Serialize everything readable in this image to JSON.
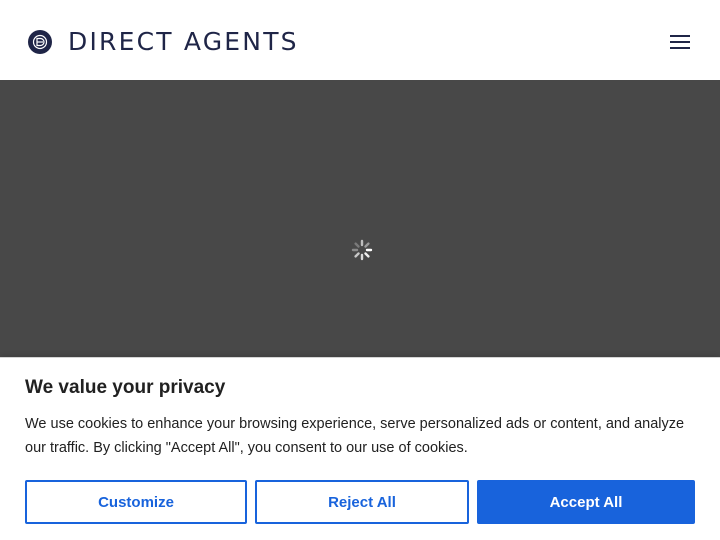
{
  "header": {
    "logo_text": "DIRECT AGENTS",
    "logo_icon": "direct-agents-logo-icon",
    "menu_icon": "hamburger-menu-icon"
  },
  "hero": {
    "loading_icon": "spinner-icon"
  },
  "cookie_banner": {
    "title": "We value your privacy",
    "description": "We use cookies to enhance your browsing experience, serve personalized ads or content, and analyze our traffic. By clicking \"Accept All\", you consent to our use of cookies.",
    "buttons": {
      "customize": "Customize",
      "reject": "Reject All",
      "accept": "Accept All"
    }
  },
  "colors": {
    "brand_navy": "#1f2547",
    "accent_blue": "#1863dc",
    "hero_background": "#484848"
  }
}
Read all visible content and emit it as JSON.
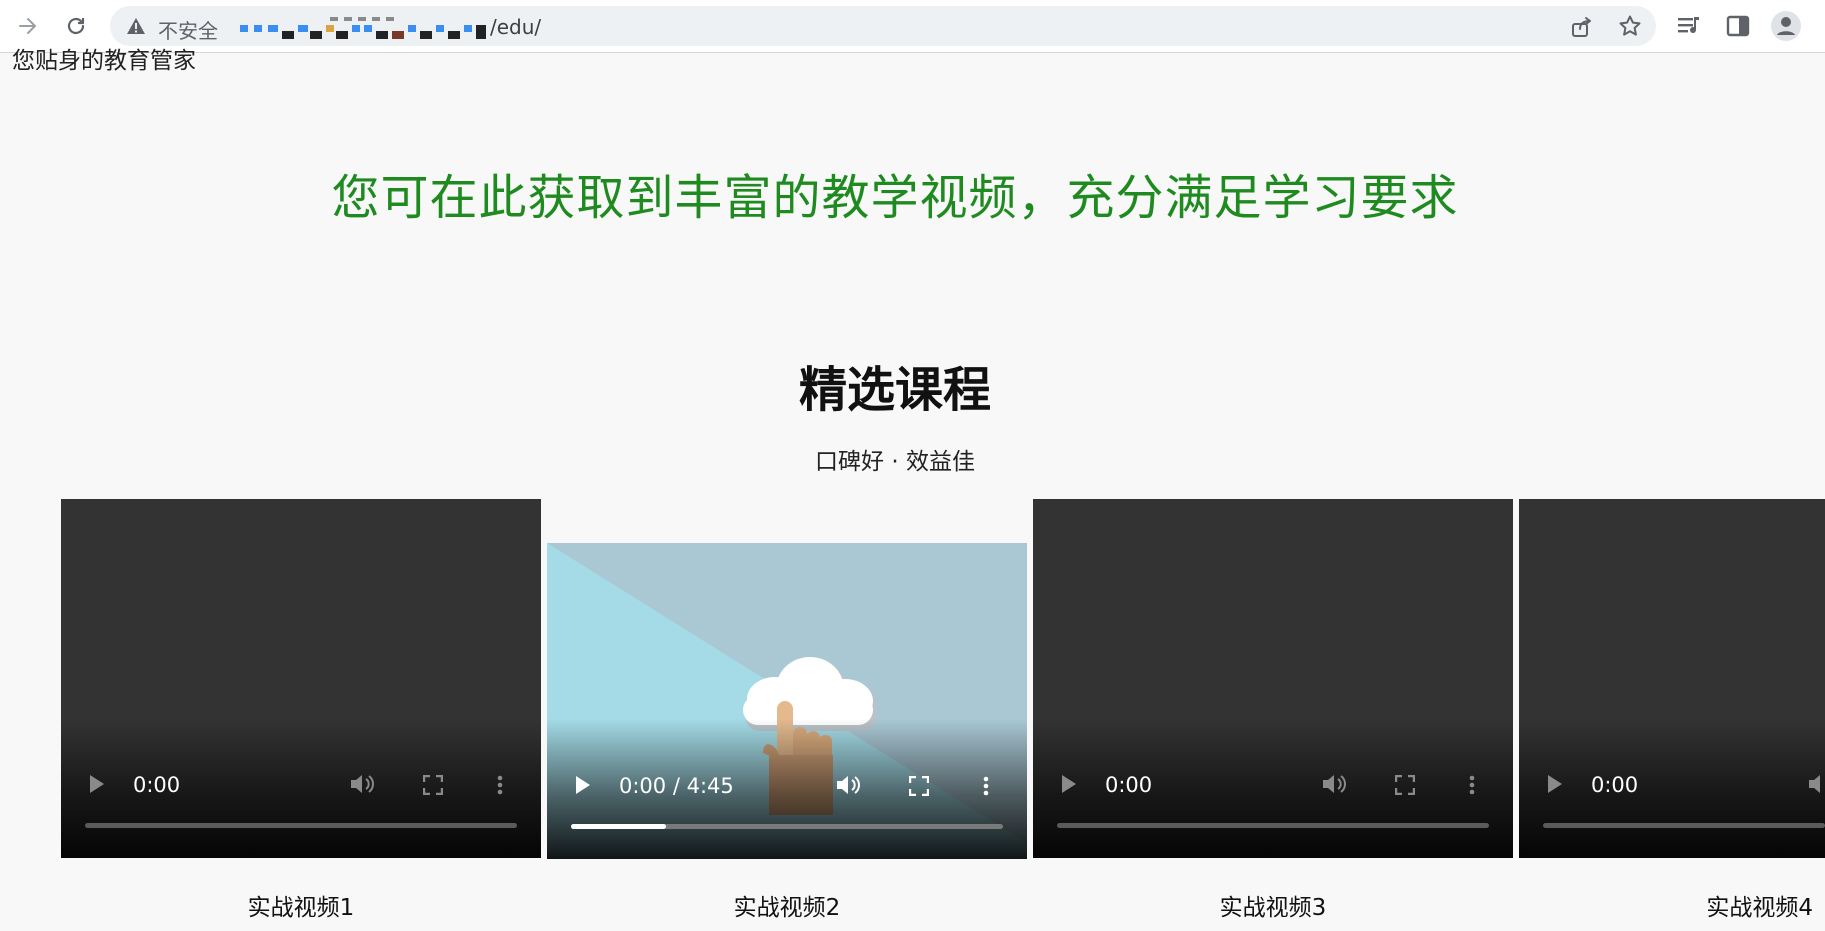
{
  "browser": {
    "security_label": "不安全",
    "url_path": "/edu/"
  },
  "page": {
    "tagline": "您贴身的教育管家",
    "hero_text": "您可在此获取到丰富的教学视频，充分满足学习要求",
    "section_title": "精选课程",
    "section_subtitle": "口碑好 · 效益佳"
  },
  "videos": [
    {
      "label": "实战视频1",
      "time": "0:00",
      "progress": 0
    },
    {
      "label": "实战视频2",
      "time": "0:00 / 4:45",
      "progress": 0.22
    },
    {
      "label": "实战视频3",
      "time": "0:00",
      "progress": 0
    },
    {
      "label": "实战视频4",
      "time": "0:00",
      "progress": 0
    }
  ],
  "colors": {
    "hero": "#1f8a1f",
    "video_bg": "#333333"
  }
}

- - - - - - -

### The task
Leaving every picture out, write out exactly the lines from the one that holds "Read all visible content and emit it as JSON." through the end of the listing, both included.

### Your response
Read all visible content and emit it as JSON.
{
  "browser": {
    "security_label": "不安全",
    "url_path": "/edu/"
  },
  "page": {
    "tagline": "您贴身的教育管家",
    "hero_text": "您可在此获取到丰富的教学视频，充分满足学习要求",
    "section_title": "精选课程",
    "section_subtitle": "口碑好 · 效益佳"
  },
  "videos": [
    {
      "label": "实战视频1",
      "time": "0:00",
      "progress": 0
    },
    {
      "label": "实战视频2",
      "time": "0:00 / 4:45",
      "progress": 0.22
    },
    {
      "label": "实战视频3",
      "time": "0:00",
      "progress": 0
    },
    {
      "label": "实战视频4",
      "time": "0:00",
      "progress": 0
    }
  ],
  "colors": {
    "hero": "#1f8a1f",
    "video_bg": "#333333"
  }
}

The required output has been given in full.